─── Records for the exercise ───

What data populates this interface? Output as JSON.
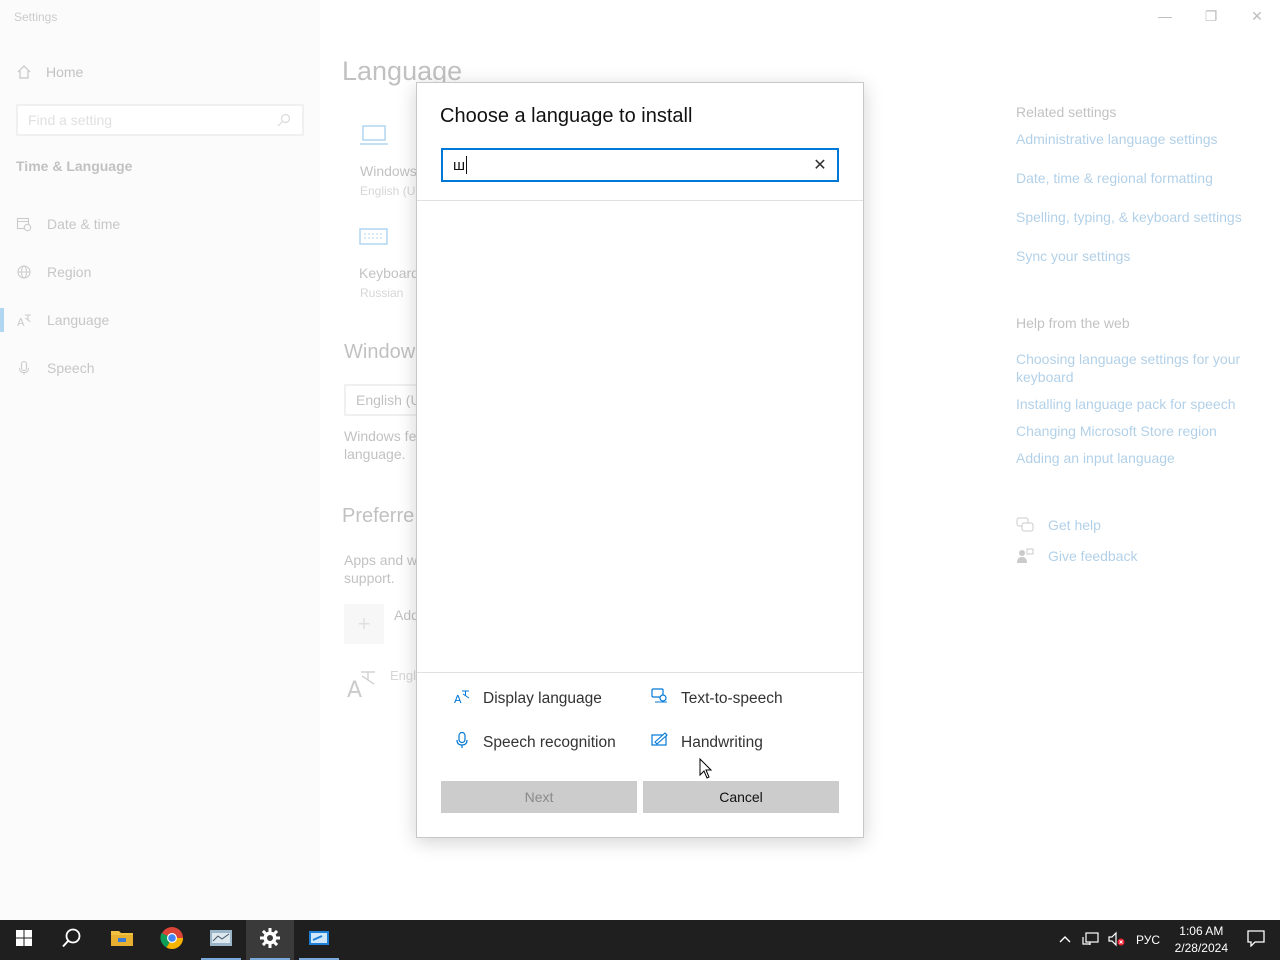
{
  "window": {
    "app_title": "Settings",
    "controls": {
      "minimize": "—",
      "maximize": "❐",
      "close": "✕"
    }
  },
  "sidebar": {
    "home_label": "Home",
    "search_placeholder": "Find a setting",
    "section_title": "Time & Language",
    "items": [
      {
        "label": "Date & time",
        "icon": "calendar-clock-icon"
      },
      {
        "label": "Region",
        "icon": "globe-icon"
      },
      {
        "label": "Language",
        "icon": "language-icon",
        "active": true
      },
      {
        "label": "Speech",
        "icon": "microphone-icon"
      }
    ]
  },
  "main": {
    "page_title": "Language",
    "windows_display_label": "Windows",
    "windows_display_sub": "English (U",
    "keyboard_label": "Keyboard",
    "keyboard_sub": "Russian",
    "windows_display_heading": "Window",
    "display_dropdown_value": "English (U",
    "windows_features_text_1": "Windows fe",
    "windows_features_text_2": "language.",
    "preferred_heading": "Preferre",
    "apps_text_1": "Apps and w",
    "apps_text_2": "support.",
    "add_label": "Add",
    "english_item": "Engl"
  },
  "related": {
    "heading": "Related settings",
    "links": [
      "Administrative language settings",
      "Date, time & regional formatting",
      "Spelling, typing, & keyboard settings",
      "Sync your settings"
    ],
    "help_heading": "Help from the web",
    "help_links": [
      "Choosing language settings for your",
      "keyboard",
      "Installing language pack for speech",
      "Changing Microsoft Store region",
      "Adding an input language"
    ],
    "get_help": "Get help",
    "give_feedback": "Give feedback"
  },
  "dialog": {
    "title": "Choose a language to install",
    "search_value": "ш",
    "legend": [
      {
        "label": "Display language",
        "icon": "display-language-icon"
      },
      {
        "label": "Text-to-speech",
        "icon": "text-to-speech-icon"
      },
      {
        "label": "Speech recognition",
        "icon": "speech-recognition-icon"
      },
      {
        "label": "Handwriting",
        "icon": "handwriting-icon"
      }
    ],
    "next_label": "Next",
    "cancel_label": "Cancel"
  },
  "taskbar": {
    "tray_lang": "РУС",
    "time": "1:06 AM",
    "date": "2/28/2024"
  },
  "colors": {
    "accent": "#0078d7",
    "link": "#0066b4",
    "taskbar": "#1f1f1f"
  }
}
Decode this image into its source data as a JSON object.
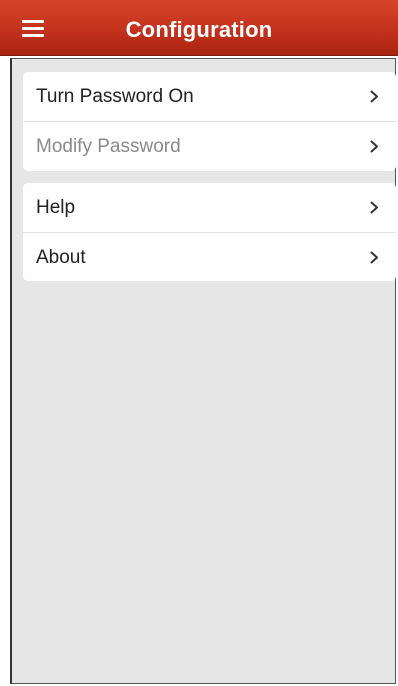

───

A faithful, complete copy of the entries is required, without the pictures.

= Response =
What data populates this interface? Output as JSON.
{
  "window": {
    "app_title": "Settings",
    "controls": {
      "minimize": "—",
      "maximize": "❐",
      "close": "✕"
    }
  },
  "sidebar": {
    "home_label": "Home",
    "search_placeholder": "Find a setting",
    "section_title": "Time & Language",
    "items": [
      {
        "label": "Date & time",
        "icon": "calendar-clock-icon"
      },
      {
        "label": "Region",
        "icon": "globe-icon"
      },
      {
        "label": "Language",
        "icon": "language-icon",
        "active": true
      },
      {
        "label": "Speech",
        "icon": "microphone-icon"
      }
    ]
  },
  "main": {
    "page_title": "Language",
    "windows_display_label": "Windows",
    "windows_display_sub": "English (U",
    "keyboard_label": "Keyboard",
    "keyboard_sub": "Russian",
    "windows_display_heading": "Window",
    "display_dropdown_value": "English (U",
    "windows_features_text_1": "Windows fe",
    "windows_features_text_2": "language.",
    "preferred_heading": "Preferre",
    "apps_text_1": "Apps and w",
    "apps_text_2": "support.",
    "add_label": "Add",
    "english_item": "Engl"
  },
  "related": {
    "heading": "Related settings",
    "links": [
      "Administrative language settings",
      "Date, time & regional formatting",
      "Spelling, typing, & keyboard settings",
      "Sync your settings"
    ],
    "help_heading": "Help from the web",
    "help_links": [
      "Choosing language settings for your",
      "keyboard",
      "Installing language pack for speech",
      "Changing Microsoft Store region",
      "Adding an input language"
    ],
    "get_help": "Get help",
    "give_feedback": "Give feedback"
  },
  "dialog": {
    "title": "Choose a language to install",
    "search_value": "ш",
    "legend": [
      {
        "label": "Display language",
        "icon": "display-language-icon"
      },
      {
        "label": "Text-to-speech",
        "icon": "text-to-speech-icon"
      },
      {
        "label": "Speech recognition",
        "icon": "speech-recognition-icon"
      },
      {
        "label": "Handwriting",
        "icon": "handwriting-icon"
      }
    ],
    "next_label": "Next",
    "cancel_label": "Cancel"
  },
  "taskbar": {
    "tray_lang": "РУС",
    "time": "1:06 AM",
    "date": "2/28/2024"
  },
  "colors": {
    "accent": "#0078d7",
    "link": "#0066b4",
    "taskbar": "#1f1f1f"
  }
}
Decode this image into its source data as a JSON object.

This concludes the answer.